Anyone with a view of the Burns Lake Band fence would have noticed that a new series of slogans had emerged.

The tense situation between many on-reserve members of the Burns Lake Band and two elected councillors stems from grievances largely centred on questions of band governance transparency.

The tense situation between many on-reserve members of the Burns Lake Band and two elected councillors stems from grievances largely centred on questions of band governance transparency.

Last Saturday morning, anyone with a view of the Burns Lake Band (BLB) fence standing beside the BLB reserve would have noticed that a new series of slogans had emerged from the night.

The fence has been used in the past as a means for BLB members to express the concerns. The new graffiti included messages like ‘Neglected live here,’ ‘No democracy here’, and ‘Enbridge buys Indians – we said no’.

Mid-morning on Sept. 23, BLB counc. Dan George began removing portions of the fence. He said that he didn’t know who put the slogans up.

“We’re just getting tire of this billboard, it doesn’t look good on the rest of the community,” George said.  “We told them last time after we cleaned it up [that we would take it down]”

Several BLB members arrived shortly after George began dismantling the fence, including BLB counc. Ron Charlie.

Charlie said that he also didn’t know who put the slogans up.

“The community uses it as a billboard to express their feelings right now,” he said. “People are getting fed up with them [BLB council without Charlie’s participation] making decisions on behalf of the burns lake band without consultation. We’re not saying that they’re making deals with Enbridge, but they are talking to people without consulting the members.”

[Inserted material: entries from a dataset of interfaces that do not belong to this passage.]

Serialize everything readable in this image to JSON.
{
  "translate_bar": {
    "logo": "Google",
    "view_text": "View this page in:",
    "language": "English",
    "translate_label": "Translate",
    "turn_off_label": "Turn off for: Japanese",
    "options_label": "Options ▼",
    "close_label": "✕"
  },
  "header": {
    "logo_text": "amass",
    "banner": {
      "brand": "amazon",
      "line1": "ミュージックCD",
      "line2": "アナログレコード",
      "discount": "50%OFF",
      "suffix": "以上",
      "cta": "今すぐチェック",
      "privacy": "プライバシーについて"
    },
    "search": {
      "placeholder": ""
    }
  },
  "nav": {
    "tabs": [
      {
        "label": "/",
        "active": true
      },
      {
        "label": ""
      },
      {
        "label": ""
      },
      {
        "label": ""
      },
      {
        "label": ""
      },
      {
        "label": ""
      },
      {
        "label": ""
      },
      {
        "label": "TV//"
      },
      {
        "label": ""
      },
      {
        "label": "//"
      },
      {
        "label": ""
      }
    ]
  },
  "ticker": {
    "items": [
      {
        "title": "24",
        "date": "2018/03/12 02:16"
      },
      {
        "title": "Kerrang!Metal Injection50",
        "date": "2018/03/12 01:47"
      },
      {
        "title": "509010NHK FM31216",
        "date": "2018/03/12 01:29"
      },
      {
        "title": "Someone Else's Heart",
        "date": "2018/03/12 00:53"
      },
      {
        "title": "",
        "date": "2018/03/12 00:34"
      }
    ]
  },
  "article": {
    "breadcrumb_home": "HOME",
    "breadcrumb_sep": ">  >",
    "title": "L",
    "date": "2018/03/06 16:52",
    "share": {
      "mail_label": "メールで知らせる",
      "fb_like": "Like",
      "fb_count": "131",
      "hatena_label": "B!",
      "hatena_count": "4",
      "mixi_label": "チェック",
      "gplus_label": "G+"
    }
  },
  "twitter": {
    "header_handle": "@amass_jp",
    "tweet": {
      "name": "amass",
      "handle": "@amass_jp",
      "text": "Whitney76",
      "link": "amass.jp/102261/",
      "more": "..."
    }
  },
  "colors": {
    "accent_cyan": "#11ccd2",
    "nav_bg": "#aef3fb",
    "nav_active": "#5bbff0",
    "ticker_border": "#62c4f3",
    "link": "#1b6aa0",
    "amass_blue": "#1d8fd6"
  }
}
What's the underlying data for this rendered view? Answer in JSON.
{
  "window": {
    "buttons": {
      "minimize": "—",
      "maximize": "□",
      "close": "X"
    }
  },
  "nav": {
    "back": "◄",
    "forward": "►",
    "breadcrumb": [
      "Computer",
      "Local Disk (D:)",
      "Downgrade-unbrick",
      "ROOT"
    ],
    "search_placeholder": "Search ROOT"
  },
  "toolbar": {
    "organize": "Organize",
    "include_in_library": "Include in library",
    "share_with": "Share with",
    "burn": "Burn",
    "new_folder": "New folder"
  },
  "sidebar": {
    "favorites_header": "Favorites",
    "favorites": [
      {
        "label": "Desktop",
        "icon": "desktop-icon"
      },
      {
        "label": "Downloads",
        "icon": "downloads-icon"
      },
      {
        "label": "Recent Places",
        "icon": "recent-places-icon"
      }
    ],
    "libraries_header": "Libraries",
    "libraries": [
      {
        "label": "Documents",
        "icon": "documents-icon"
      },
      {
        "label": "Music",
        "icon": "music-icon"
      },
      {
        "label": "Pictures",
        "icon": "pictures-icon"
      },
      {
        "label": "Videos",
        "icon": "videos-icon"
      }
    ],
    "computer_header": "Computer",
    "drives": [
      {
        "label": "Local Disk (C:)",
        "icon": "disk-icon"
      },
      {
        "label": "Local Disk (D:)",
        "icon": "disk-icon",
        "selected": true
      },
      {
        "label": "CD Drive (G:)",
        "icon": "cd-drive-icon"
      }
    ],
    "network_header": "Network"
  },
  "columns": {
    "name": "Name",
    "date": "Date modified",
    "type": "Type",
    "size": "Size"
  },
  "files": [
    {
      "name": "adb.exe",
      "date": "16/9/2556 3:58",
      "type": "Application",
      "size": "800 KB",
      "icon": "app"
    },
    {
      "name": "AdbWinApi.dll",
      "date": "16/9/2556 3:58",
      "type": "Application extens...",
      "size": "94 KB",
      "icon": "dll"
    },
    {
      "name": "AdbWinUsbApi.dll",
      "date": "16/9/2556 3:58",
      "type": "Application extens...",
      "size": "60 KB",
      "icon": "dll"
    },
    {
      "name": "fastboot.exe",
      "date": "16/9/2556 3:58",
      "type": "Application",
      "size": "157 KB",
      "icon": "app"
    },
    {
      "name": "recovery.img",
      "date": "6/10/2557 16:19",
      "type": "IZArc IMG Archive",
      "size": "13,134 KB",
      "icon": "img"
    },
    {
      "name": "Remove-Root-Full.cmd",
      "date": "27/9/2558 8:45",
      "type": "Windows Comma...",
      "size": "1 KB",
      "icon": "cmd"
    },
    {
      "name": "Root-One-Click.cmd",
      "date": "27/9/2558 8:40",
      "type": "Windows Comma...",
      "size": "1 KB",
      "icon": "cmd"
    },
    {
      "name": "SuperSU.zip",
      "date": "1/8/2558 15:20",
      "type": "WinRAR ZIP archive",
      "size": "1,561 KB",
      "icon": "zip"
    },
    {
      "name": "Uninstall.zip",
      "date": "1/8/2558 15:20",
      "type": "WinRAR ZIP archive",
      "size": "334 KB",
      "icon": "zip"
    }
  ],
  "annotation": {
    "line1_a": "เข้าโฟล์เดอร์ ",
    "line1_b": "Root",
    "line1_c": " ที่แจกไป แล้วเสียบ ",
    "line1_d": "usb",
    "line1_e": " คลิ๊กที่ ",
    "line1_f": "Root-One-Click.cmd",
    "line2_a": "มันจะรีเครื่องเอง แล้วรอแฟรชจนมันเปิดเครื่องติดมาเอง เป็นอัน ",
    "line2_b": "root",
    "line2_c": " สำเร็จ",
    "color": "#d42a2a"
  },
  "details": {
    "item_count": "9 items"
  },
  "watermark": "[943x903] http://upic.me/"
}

A single Burns Lake detachment RCMP officer arrived on the scene, which ended with George freely leaving.